**Your objective**
Omit the pictures, and output the rest of the entries exactly as written.

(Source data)
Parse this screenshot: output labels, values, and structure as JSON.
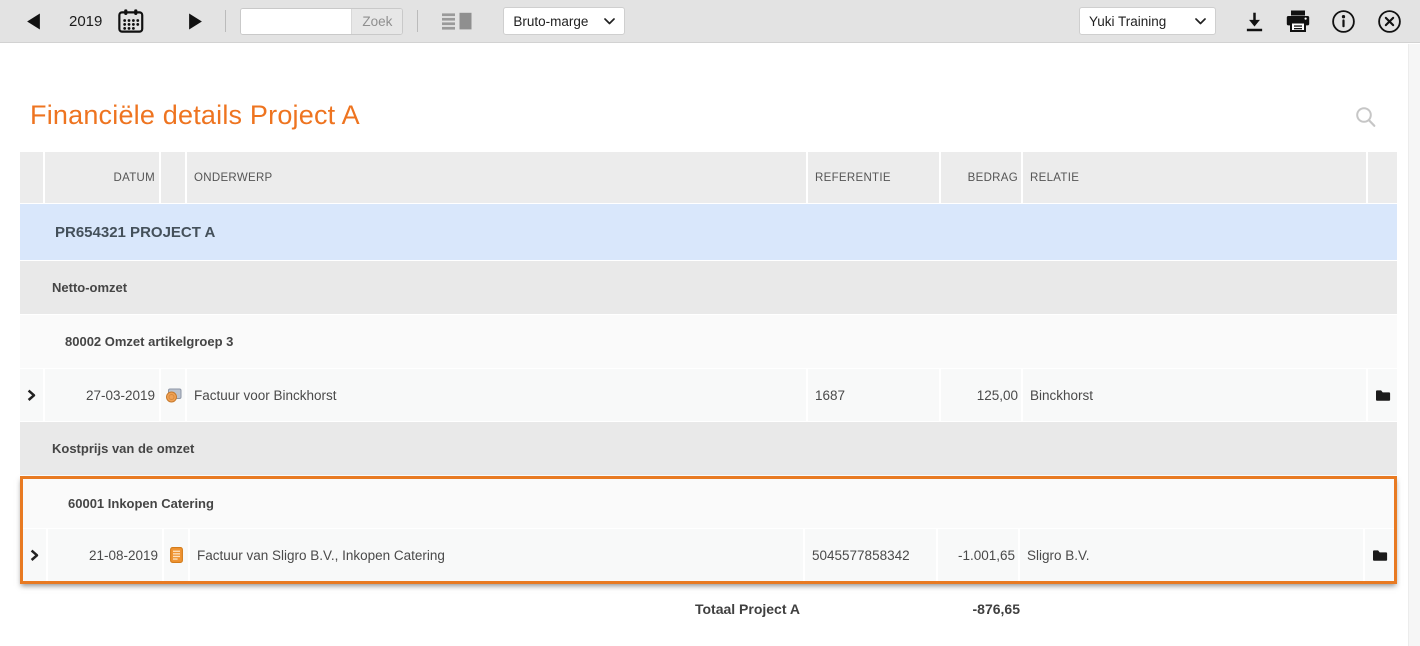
{
  "toolbar": {
    "year": "2019",
    "search_placeholder": "",
    "search_button_label": "Zoek",
    "view_select_value": "Bruto-marge",
    "account_select_value": "Yuki Training"
  },
  "page": {
    "title": "Financiële details Project A"
  },
  "table": {
    "headers": {
      "date": "DATUM",
      "subject": "ONDERWERP",
      "reference": "REFERENTIE",
      "amount": "BEDRAG",
      "relation": "RELATIE"
    },
    "project": {
      "title": "PR654321 PROJECT A",
      "groups": [
        {
          "name": "Netto-omzet",
          "accounts": [
            {
              "name": "80002 Omzet artikelgroep 3",
              "entries": [
                {
                  "date": "27-03-2019",
                  "subject": "Factuur voor Binckhorst",
                  "reference": "1687",
                  "amount": "125,00",
                  "relation": "Binckhorst"
                }
              ]
            }
          ]
        },
        {
          "name": "Kostprijs van de omzet",
          "accounts": [
            {
              "name": "60001 Inkopen Catering",
              "highlighted": true,
              "entries": [
                {
                  "date": "21-08-2019",
                  "subject": "Factuur van Sligro B.V., Inkopen Catering",
                  "reference": "5045577858342",
                  "amount": "-1.001,65",
                  "relation": "Sligro B.V."
                }
              ]
            }
          ]
        }
      ],
      "total": {
        "label": "Totaal Project A",
        "amount": "-876,65"
      }
    }
  },
  "icons": {
    "prev-year": "left-triangle",
    "calendar": "calendar-grid",
    "next-year": "right-triangle",
    "layout-toggle": "list-with-block",
    "download": "arrow-down-to-bar",
    "print": "printer",
    "info": "circled-i",
    "close": "circled-x",
    "search": "magnifier",
    "sales-invoice": "coins",
    "purchase-invoice": "orange-document",
    "archive": "black-folder",
    "expand": "chevron-right"
  },
  "colors": {
    "accent_orange": "#ee7420",
    "highlight_border": "#e87a22",
    "project_row_blue": "#d9e7fb",
    "group_row_gray": "#e9e9e9",
    "toolbar_gray": "#e3e3e3"
  }
}
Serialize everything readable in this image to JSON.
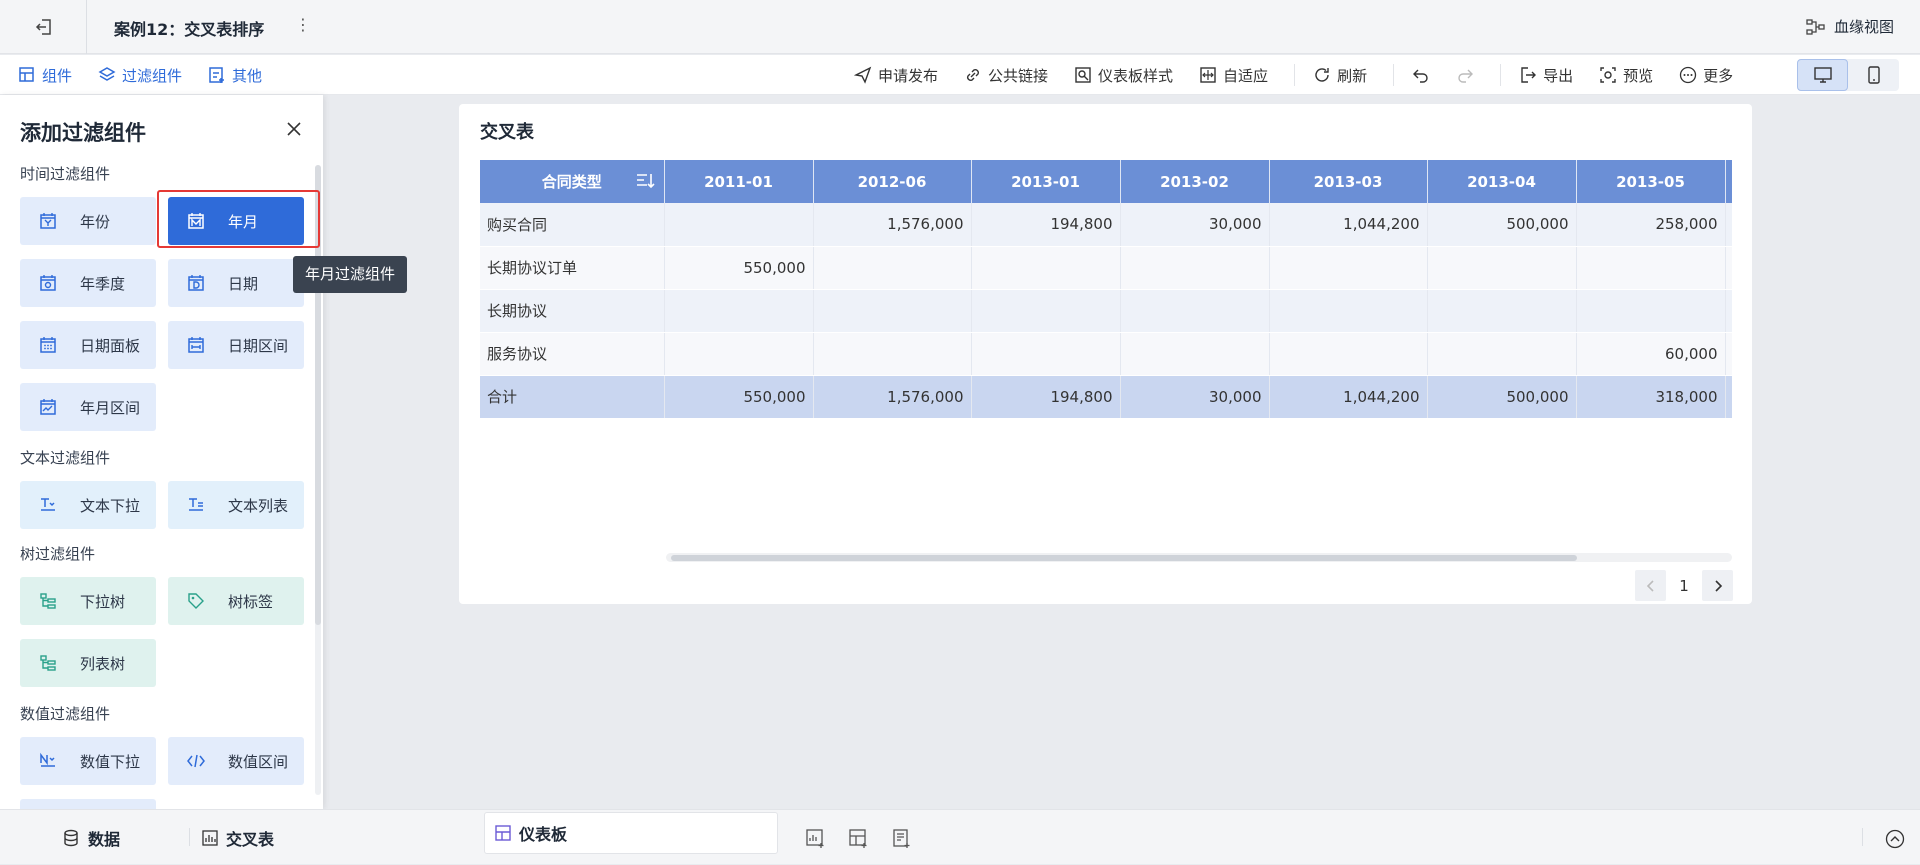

**Solution to the problem**
Parse this screenshot: output labels, values, and structure as JSON.
{
  "toolbar": {
    "year": "2019",
    "search_placeholder": "",
    "search_button_label": "Zoek",
    "view_select_value": "Bruto-marge",
    "account_select_value": "Yuki Training"
  },
  "page": {
    "title": "Financiële details Project A"
  },
  "table": {
    "headers": {
      "date": "DATUM",
      "subject": "ONDERWERP",
      "reference": "REFERENTIE",
      "amount": "BEDRAG",
      "relation": "RELATIE"
    },
    "project": {
      "title": "PR654321 PROJECT A",
      "groups": [
        {
          "name": "Netto-omzet",
          "accounts": [
            {
              "name": "80002 Omzet artikelgroep 3",
              "entries": [
                {
                  "date": "27-03-2019",
                  "subject": "Factuur voor Binckhorst",
                  "reference": "1687",
                  "amount": "125,00",
                  "relation": "Binckhorst"
                }
              ]
            }
          ]
        },
        {
          "name": "Kostprijs van de omzet",
          "accounts": [
            {
              "name": "60001 Inkopen Catering",
              "highlighted": true,
              "entries": [
                {
                  "date": "21-08-2019",
                  "subject": "Factuur van Sligro B.V., Inkopen Catering",
                  "reference": "5045577858342",
                  "amount": "-1.001,65",
                  "relation": "Sligro B.V."
                }
              ]
            }
          ]
        }
      ],
      "total": {
        "label": "Totaal Project A",
        "amount": "-876,65"
      }
    }
  },
  "icons": {
    "prev-year": "left-triangle",
    "calendar": "calendar-grid",
    "next-year": "right-triangle",
    "layout-toggle": "list-with-block",
    "download": "arrow-down-to-bar",
    "print": "printer",
    "info": "circled-i",
    "close": "circled-x",
    "search": "magnifier",
    "sales-invoice": "coins",
    "purchase-invoice": "orange-document",
    "archive": "black-folder",
    "expand": "chevron-right"
  },
  "colors": {
    "accent_orange": "#ee7420",
    "highlight_border": "#e87a22",
    "project_row_blue": "#d9e7fb",
    "group_row_gray": "#e9e9e9",
    "toolbar_gray": "#e3e3e3"
  }
}
Serialize everything readable in this image to JSON.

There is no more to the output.